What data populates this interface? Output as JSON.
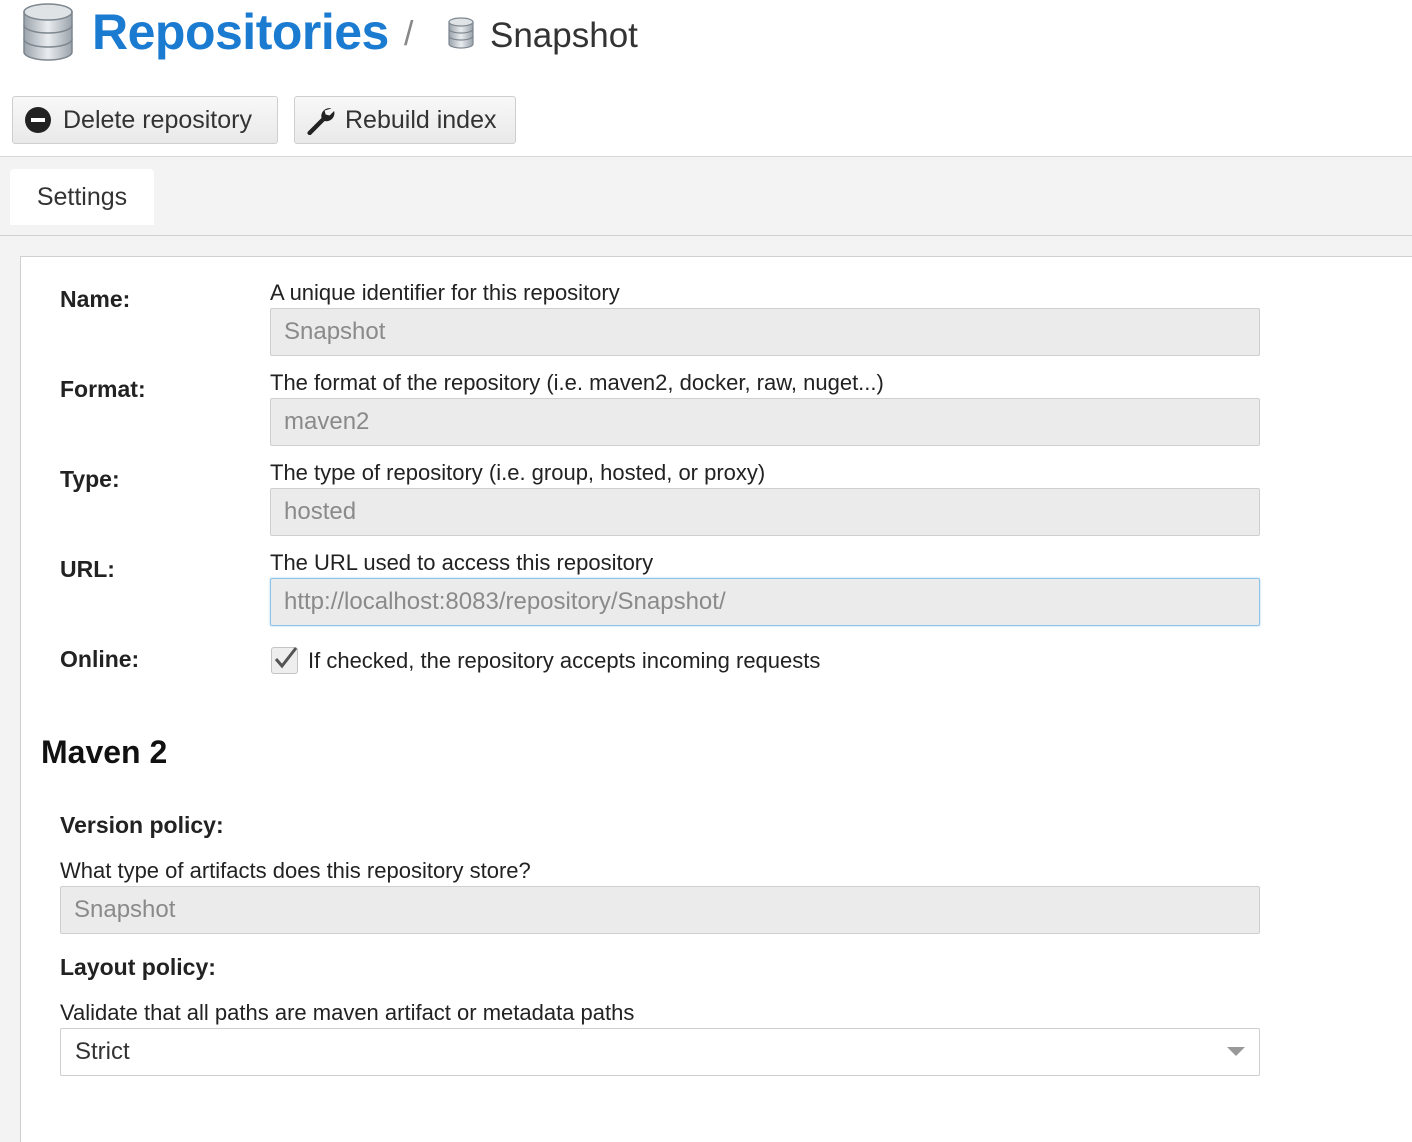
{
  "breadcrumb": {
    "root": "Repositories",
    "separator": "/",
    "current": "Snapshot",
    "root_icon": "database-icon",
    "current_icon": "database-icon"
  },
  "toolbar": {
    "delete_label": "Delete repository",
    "delete_icon": "minus-circle-icon",
    "rebuild_label": "Rebuild index",
    "rebuild_icon": "wrench-icon"
  },
  "tabs": [
    {
      "label": "Settings",
      "active": true
    }
  ],
  "form": {
    "name": {
      "label": "Name:",
      "help": "A unique identifier for this repository",
      "value": "Snapshot"
    },
    "format": {
      "label": "Format:",
      "help": "The format of the repository (i.e. maven2, docker, raw, nuget...)",
      "value": "maven2"
    },
    "type": {
      "label": "Type:",
      "help": "The type of repository (i.e. group, hosted, or proxy)",
      "value": "hosted"
    },
    "url": {
      "label": "URL:",
      "help": "The URL used to access this repository",
      "value": "http://localhost:8083/repository/Snapshot/"
    },
    "online": {
      "label": "Online:",
      "help": "If checked, the repository accepts incoming requests",
      "checked": true
    }
  },
  "maven": {
    "title": "Maven 2",
    "version_policy": {
      "label": "Version policy:",
      "help": "What type of artifacts does this repository store?",
      "value": "Snapshot"
    },
    "layout_policy": {
      "label": "Layout policy:",
      "help": "Validate that all paths are maven artifact or metadata paths",
      "value": "Strict"
    }
  },
  "colors": {
    "accent": "#1a7bd1",
    "field_bg": "#ebebeb",
    "focus_border": "#8ec3ea"
  }
}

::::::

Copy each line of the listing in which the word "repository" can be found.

    "delete_label": "Delete repository",
      "help": "A unique identifier for this repository",
      "help": "The format of the repository (i.e. maven2, docker, raw, nuget...)",
      "help": "The type of repository (i.e. group, hosted, or proxy)",
      "help": "The URL used to access this repository",
      "value": "http://localhost:8083/repository/Snapshot/"
      "help": "If checked, the repository accepts incoming requests",
      "help": "What type of artifacts does this repository store?",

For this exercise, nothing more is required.